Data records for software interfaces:
________________________

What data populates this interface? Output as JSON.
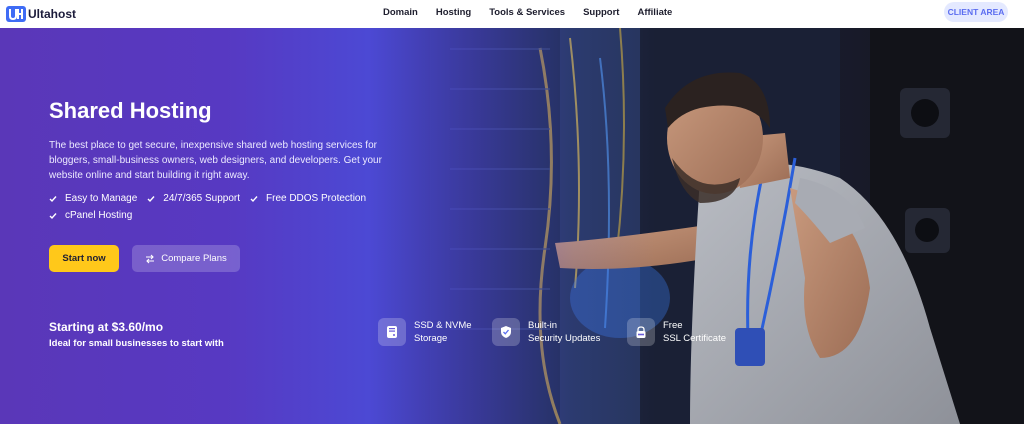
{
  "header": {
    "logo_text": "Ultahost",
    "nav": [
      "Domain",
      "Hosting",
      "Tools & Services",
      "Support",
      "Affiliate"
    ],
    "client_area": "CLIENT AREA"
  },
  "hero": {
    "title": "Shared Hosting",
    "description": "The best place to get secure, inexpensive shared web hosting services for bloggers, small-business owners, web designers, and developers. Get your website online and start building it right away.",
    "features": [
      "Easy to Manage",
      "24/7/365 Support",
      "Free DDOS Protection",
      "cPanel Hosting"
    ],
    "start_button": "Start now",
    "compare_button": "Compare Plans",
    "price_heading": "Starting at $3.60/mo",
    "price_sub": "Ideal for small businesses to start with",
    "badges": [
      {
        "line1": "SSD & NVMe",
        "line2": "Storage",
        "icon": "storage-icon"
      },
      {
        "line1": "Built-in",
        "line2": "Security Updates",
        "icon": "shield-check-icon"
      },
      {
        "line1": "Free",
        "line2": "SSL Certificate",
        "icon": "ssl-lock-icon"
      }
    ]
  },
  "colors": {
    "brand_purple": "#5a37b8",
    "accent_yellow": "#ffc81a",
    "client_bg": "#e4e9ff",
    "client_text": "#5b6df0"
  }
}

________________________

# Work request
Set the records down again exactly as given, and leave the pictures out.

# Exercise response
What data populates this interface? Output as JSON.
{
  "header": {
    "logo_text": "Ultahost",
    "nav": [
      "Domain",
      "Hosting",
      "Tools & Services",
      "Support",
      "Affiliate"
    ],
    "client_area": "CLIENT AREA"
  },
  "hero": {
    "title": "Shared Hosting",
    "description": "The best place to get secure, inexpensive shared web hosting services for bloggers, small-business owners, web designers, and developers. Get your website online and start building it right away.",
    "features": [
      "Easy to Manage",
      "24/7/365 Support",
      "Free DDOS Protection",
      "cPanel Hosting"
    ],
    "start_button": "Start now",
    "compare_button": "Compare Plans",
    "price_heading": "Starting at $3.60/mo",
    "price_sub": "Ideal for small businesses to start with",
    "badges": [
      {
        "line1": "SSD & NVMe",
        "line2": "Storage",
        "icon": "storage-icon"
      },
      {
        "line1": "Built-in",
        "line2": "Security Updates",
        "icon": "shield-check-icon"
      },
      {
        "line1": "Free",
        "line2": "SSL Certificate",
        "icon": "ssl-lock-icon"
      }
    ]
  },
  "colors": {
    "brand_purple": "#5a37b8",
    "accent_yellow": "#ffc81a",
    "client_bg": "#e4e9ff",
    "client_text": "#5b6df0"
  }
}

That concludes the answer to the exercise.